ITSM aligns work to strategic business objectives: One of the biggest challenges with any enterprise IT project is justifying its strategic business value to the company. That’s because most project managers simply aren’t skilled at building a business case that resonates with the C-suite. Indeed, they are so consumed with managing the day-to-day aspects of the project itself that they don’t have the mental bandwidth to map their project to business priorities. ITSM demands that projects be ranked and prioritized methodically, so the company as a whole can get maximum value out of every project and readily identify synergies and efficiencies. During this prioritization process, project managers are forced to think critically about how their project advances broader corporate goals. This process ensures that every project in the organization can be held accountable to bottom-line organizational priorities.
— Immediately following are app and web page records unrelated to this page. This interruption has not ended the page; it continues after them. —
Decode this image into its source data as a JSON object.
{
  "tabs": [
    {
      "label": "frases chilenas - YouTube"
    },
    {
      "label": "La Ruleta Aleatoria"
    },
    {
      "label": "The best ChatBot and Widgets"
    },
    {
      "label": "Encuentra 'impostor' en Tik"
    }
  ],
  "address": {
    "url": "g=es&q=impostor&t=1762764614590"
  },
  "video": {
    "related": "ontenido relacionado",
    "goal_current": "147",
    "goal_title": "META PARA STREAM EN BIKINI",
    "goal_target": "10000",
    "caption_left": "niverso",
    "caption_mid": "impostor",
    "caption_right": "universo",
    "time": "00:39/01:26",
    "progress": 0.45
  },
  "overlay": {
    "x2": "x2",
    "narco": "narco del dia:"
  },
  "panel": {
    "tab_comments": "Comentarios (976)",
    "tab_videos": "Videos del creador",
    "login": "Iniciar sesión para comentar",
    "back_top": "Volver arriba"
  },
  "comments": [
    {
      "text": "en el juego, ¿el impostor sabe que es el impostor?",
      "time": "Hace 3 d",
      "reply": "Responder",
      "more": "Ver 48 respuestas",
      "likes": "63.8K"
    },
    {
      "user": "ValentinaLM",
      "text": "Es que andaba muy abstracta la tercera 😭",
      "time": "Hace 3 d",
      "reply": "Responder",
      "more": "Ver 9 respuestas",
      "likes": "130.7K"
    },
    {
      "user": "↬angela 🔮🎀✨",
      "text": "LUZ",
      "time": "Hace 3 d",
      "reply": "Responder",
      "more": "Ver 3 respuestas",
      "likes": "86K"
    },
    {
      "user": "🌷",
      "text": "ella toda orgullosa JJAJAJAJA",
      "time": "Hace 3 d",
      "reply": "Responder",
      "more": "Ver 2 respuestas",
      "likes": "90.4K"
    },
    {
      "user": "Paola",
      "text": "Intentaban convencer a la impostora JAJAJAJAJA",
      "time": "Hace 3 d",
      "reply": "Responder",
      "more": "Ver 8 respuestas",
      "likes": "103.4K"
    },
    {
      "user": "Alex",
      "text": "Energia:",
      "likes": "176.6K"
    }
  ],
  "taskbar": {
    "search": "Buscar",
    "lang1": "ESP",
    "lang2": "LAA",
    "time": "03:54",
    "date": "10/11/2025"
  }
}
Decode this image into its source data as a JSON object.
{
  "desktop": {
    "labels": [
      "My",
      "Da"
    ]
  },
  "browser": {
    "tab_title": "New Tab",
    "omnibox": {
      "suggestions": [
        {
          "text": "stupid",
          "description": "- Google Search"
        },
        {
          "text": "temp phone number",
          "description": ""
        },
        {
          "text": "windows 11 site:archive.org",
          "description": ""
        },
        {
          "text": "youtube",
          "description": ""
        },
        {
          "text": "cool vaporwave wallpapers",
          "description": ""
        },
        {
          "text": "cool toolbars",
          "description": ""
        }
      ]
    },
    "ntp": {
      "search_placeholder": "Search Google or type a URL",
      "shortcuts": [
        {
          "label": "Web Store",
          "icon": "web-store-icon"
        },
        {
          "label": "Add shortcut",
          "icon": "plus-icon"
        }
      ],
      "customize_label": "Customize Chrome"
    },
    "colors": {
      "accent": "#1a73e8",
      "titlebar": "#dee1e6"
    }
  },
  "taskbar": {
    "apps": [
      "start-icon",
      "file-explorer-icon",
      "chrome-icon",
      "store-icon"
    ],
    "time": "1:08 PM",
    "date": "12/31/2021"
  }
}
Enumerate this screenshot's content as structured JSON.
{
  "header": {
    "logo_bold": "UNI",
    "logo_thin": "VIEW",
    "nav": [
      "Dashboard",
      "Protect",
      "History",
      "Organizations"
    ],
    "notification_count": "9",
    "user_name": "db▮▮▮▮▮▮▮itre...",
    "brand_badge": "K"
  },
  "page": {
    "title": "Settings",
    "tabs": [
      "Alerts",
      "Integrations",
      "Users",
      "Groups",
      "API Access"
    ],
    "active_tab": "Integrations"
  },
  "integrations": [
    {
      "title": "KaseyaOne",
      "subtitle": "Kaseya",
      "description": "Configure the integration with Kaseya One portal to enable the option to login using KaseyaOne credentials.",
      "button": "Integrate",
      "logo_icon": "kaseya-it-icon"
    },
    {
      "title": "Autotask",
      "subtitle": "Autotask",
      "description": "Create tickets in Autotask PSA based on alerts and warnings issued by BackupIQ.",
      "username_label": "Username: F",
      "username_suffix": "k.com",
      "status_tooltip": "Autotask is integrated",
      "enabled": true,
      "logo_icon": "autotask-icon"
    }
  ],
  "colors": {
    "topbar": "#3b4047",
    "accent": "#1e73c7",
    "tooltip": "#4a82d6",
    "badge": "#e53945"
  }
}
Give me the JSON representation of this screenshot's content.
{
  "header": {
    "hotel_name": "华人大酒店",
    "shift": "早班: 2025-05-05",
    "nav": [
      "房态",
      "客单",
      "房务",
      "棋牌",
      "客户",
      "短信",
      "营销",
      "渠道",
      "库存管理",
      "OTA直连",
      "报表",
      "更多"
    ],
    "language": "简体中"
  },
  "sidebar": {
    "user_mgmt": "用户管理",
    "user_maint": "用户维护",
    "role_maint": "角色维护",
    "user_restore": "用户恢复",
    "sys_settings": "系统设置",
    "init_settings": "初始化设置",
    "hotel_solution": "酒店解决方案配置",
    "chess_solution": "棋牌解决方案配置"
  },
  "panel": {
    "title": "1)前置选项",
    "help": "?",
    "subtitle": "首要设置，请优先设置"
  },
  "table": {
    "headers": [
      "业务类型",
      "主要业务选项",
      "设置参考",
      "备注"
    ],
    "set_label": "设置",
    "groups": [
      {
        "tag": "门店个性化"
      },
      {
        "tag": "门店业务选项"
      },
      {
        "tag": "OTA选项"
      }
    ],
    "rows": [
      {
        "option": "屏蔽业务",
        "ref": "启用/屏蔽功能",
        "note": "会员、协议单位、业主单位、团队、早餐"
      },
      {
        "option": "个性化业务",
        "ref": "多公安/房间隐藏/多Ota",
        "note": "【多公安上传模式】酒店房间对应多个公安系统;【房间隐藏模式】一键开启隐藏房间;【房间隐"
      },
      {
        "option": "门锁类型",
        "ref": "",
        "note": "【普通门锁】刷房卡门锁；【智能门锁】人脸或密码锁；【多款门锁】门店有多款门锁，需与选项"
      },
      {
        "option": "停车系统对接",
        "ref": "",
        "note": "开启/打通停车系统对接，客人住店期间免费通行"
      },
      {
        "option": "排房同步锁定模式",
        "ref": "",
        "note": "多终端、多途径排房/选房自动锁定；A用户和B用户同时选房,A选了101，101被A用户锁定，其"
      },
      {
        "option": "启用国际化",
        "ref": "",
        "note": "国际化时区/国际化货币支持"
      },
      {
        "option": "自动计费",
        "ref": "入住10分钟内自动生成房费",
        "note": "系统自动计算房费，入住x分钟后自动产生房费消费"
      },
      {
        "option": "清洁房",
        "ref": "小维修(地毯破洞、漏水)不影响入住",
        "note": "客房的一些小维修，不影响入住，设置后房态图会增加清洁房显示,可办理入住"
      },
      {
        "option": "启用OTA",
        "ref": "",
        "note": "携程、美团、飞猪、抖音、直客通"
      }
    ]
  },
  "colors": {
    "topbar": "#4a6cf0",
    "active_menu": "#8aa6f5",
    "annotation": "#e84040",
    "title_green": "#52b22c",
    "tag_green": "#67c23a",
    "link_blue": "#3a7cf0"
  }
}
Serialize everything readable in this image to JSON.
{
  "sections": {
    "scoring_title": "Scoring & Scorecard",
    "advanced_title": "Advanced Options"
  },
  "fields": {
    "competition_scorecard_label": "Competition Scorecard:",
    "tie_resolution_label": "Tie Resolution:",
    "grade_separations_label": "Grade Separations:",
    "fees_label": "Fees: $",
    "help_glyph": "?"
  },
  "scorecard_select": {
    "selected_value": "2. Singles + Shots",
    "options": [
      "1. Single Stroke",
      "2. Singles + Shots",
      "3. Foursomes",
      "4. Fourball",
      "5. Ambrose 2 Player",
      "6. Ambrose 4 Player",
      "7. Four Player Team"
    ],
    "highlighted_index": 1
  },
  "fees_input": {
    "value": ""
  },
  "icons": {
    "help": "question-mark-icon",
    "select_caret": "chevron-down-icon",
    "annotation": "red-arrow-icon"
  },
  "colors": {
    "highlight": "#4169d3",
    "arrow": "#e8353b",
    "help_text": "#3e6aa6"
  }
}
ITSM strengthens collaborations among disparate departments: A department’s workflows— and oversight of those workflows—have traditionally been managed through platforms and protocols unique to that department. These platforms and protocols aren’t designed to integrate and talk to one another; thus, when departments need to communicate and collaborate with one another, they’ve traditionally developed ad-hoc solutions outside their core platforms and protocols. This is not only inefficient, but it also serves as a barrier for departments to collaborate with one another. When organizations adopt the ESM approach to workflow management, every department uses the same platform, making it easy and simple to collaborate from directly within the platform. ServiceNow is a leading example of a collaboration platform that was originally built as an ITSM solution but that has morphed into an ESM solution; in essence, other departments are convinced to jump on the ESM bandwagon when they recognize that ServiceNow’s bottom line comes down to achieving dramatic, unexpected increases in productivity, growth, and efficiency across the enterprise.
As more organizations become convinced of the business value of expanding their ITSM operations to encompass ESM, cloud-based service management platforms like ServiceNow will play an increasingly important role in defining modern corporate growth strategy. And the underlying reason that ESM is resonating with the C-suite goes back to ServiceNow's roots in ITSM. With ITSM, organizations stay focused on centralizing and formalizing workflows, creating user-friendly employee experiences, relying on data and analytics to improve efficiencies, aligning work to strategic business objectives, and strengthening collaborations among disparate departments.